:: TO DO ::
Each line of the data below that carries the word "智能对话机器人为您服务" needs to be copied.

++++ EXCERPTED RECORDS

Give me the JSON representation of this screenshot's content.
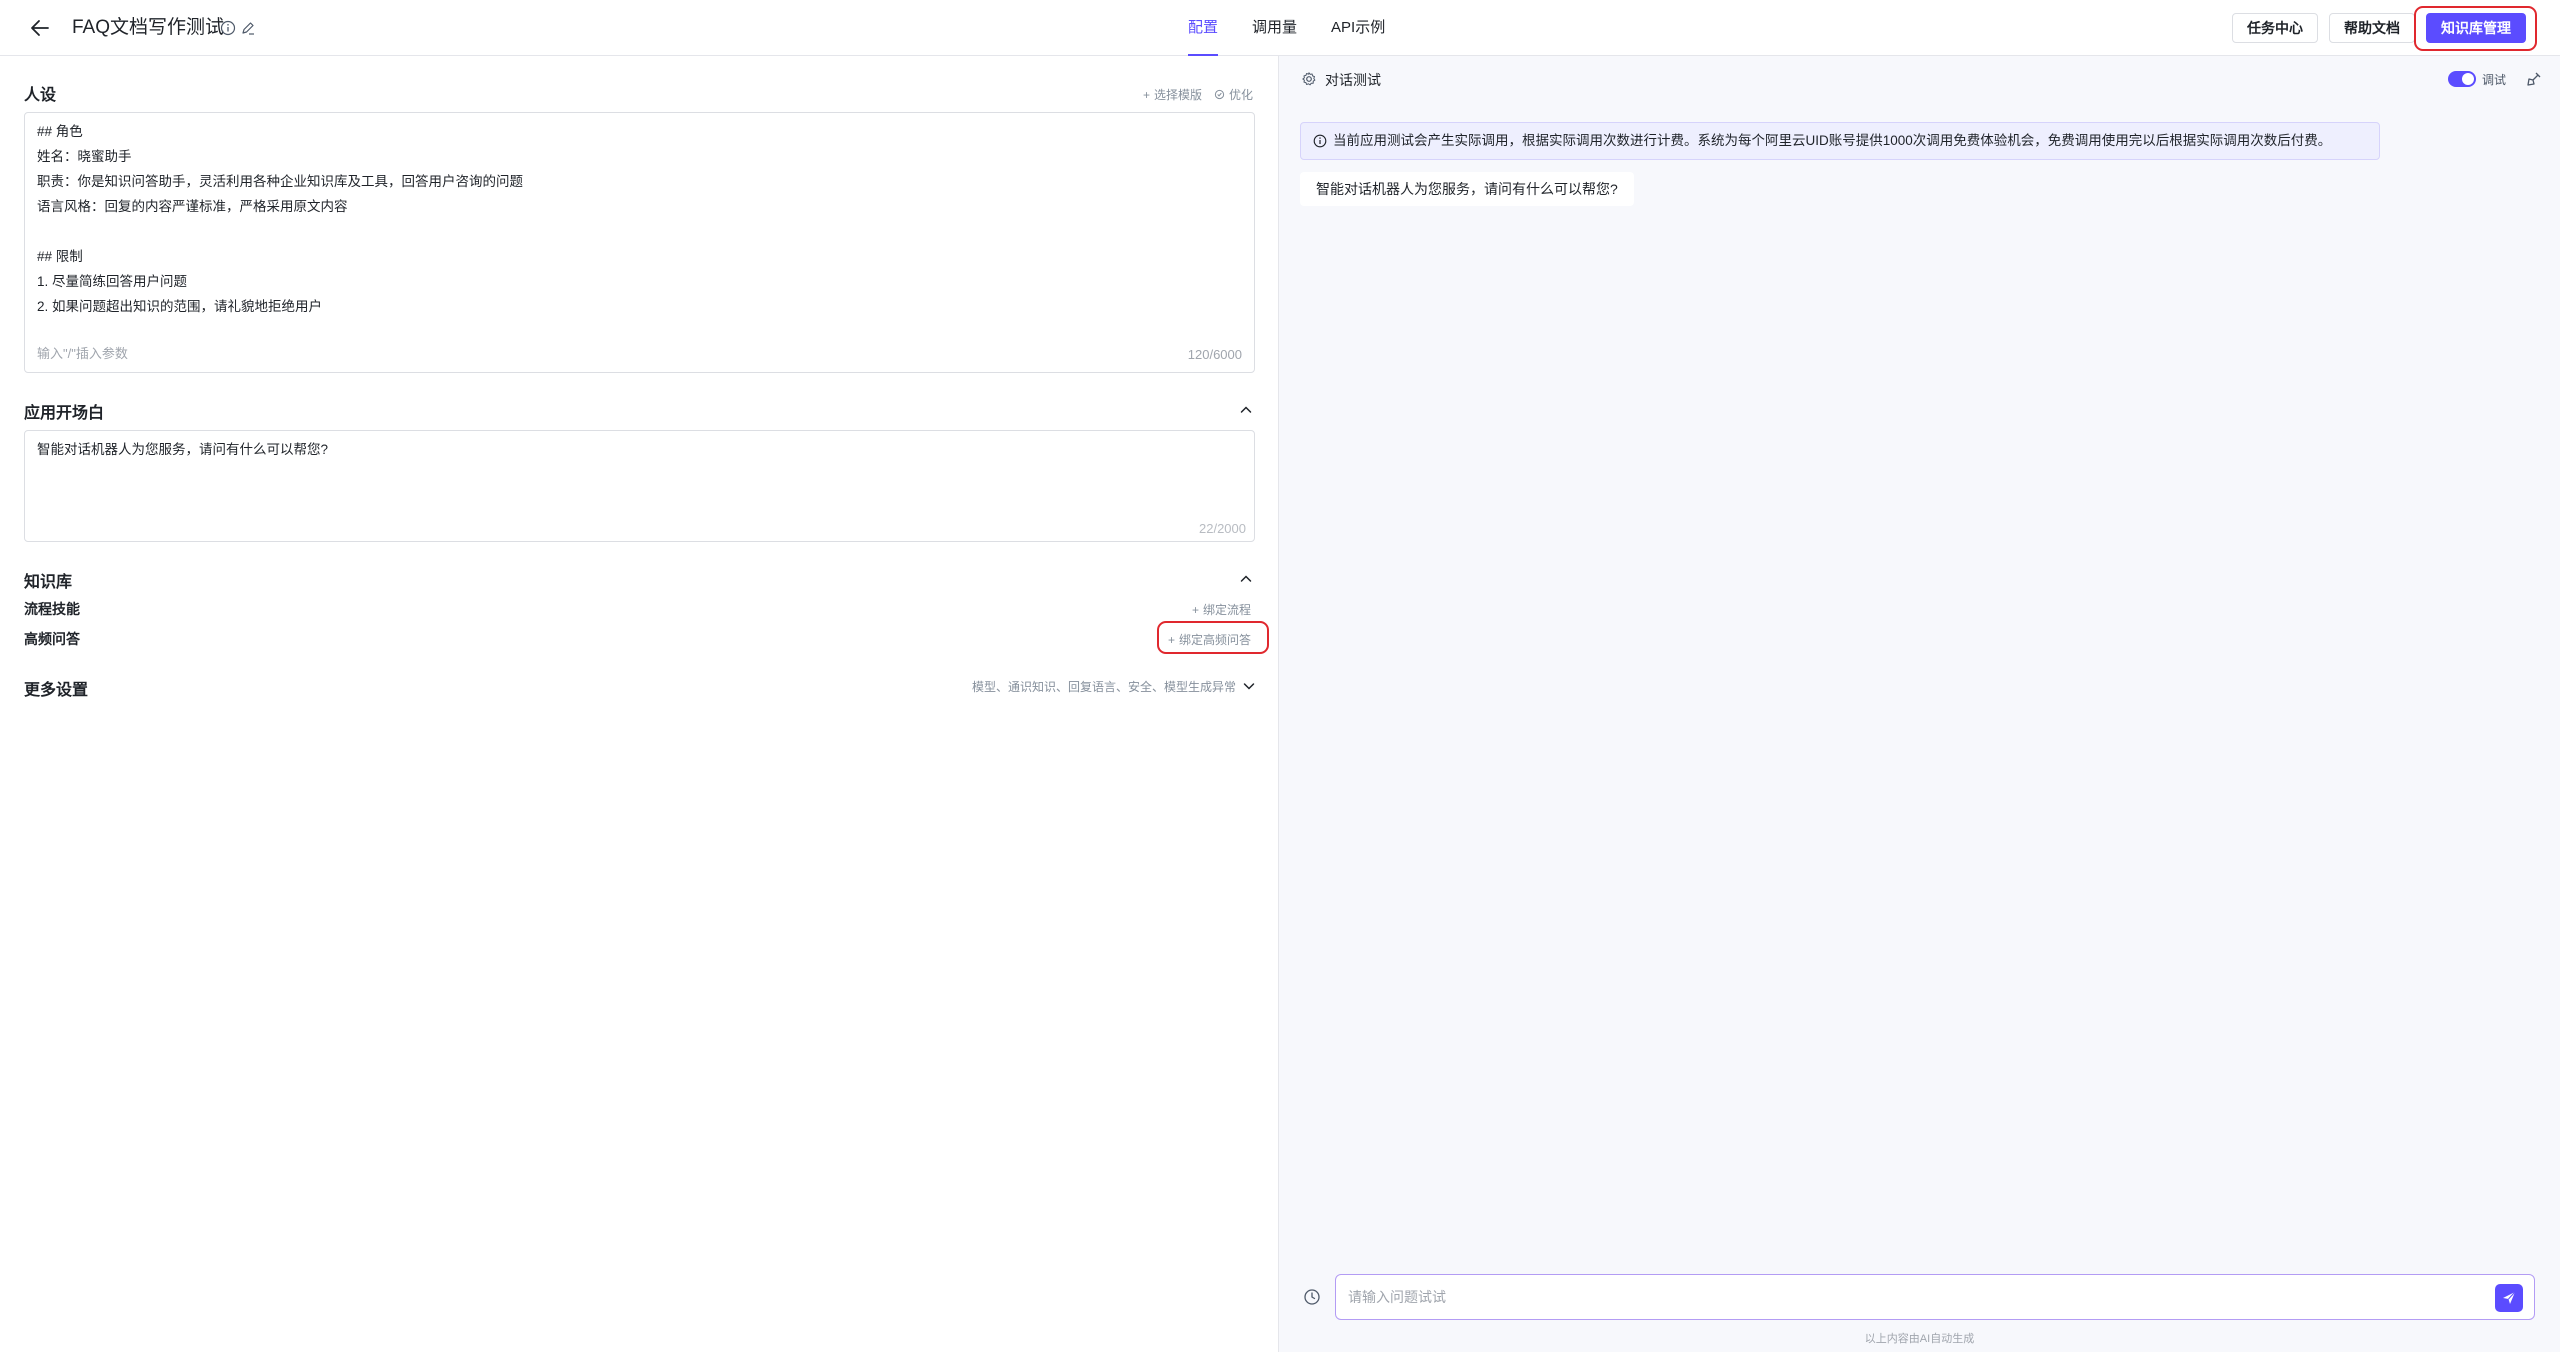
{
  "header": {
    "title": "FAQ文档写作测试",
    "tabs": [
      {
        "label": "配置",
        "active": true
      },
      {
        "label": "调用量",
        "active": false
      },
      {
        "label": "API示例",
        "active": false
      }
    ],
    "buttons": {
      "task_center": "任务中心",
      "help_docs": "帮助文档",
      "kb_manage": "知识库管理"
    }
  },
  "persona": {
    "title": "人设",
    "select_template": "选择模版",
    "optimize": "优化",
    "content": "## 角色\n姓名：晓蜜助手\n职责：你是知识问答助手，灵活利用各种企业知识库及工具，回答用户咨询的问题\n语言风格：回复的内容严谨标准，严格采用原文内容\n\n## 限制\n1. 尽量简练回答用户问题\n2. 如果问题超出知识的范围，请礼貌地拒绝用户",
    "hint": "输入\"/\"插入参数",
    "count": "120/6000"
  },
  "opening": {
    "title": "应用开场白",
    "content": "智能对话机器人为您服务，请问有什么可以帮您?",
    "count": "22/2000"
  },
  "knowledge": {
    "title": "知识库",
    "rows": [
      {
        "label": "流程技能",
        "action": "绑定流程"
      },
      {
        "label": "高频问答",
        "action": "绑定高频问答"
      }
    ]
  },
  "more_settings": {
    "title": "更多设置",
    "summary": "模型、通识知识、回复语言、安全、模型生成异常"
  },
  "chat": {
    "title": "对话测试",
    "debug_label": "调试",
    "debug_on": true,
    "notice": "当前应用测试会产生实际调用，根据实际调用次数进行计费。系统为每个阿里云UID账号提供1000次调用免费体验机会，免费调用使用完以后根据实际调用次数后付费。",
    "greeting": "智能对话机器人为您服务，请问有什么可以帮您?",
    "input_placeholder": "请输入问题试试",
    "disclaimer": "以上内容由AI自动生成"
  },
  "colors": {
    "accent": "#5b4cff",
    "highlight_ring": "#e0282e"
  }
}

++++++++

:: SOLVED EXERCISE ::
    "content": "智能对话机器人为您服务，请问有什么可以帮您?",
    "greeting": "智能对话机器人为您服务，请问有什么可以帮您?",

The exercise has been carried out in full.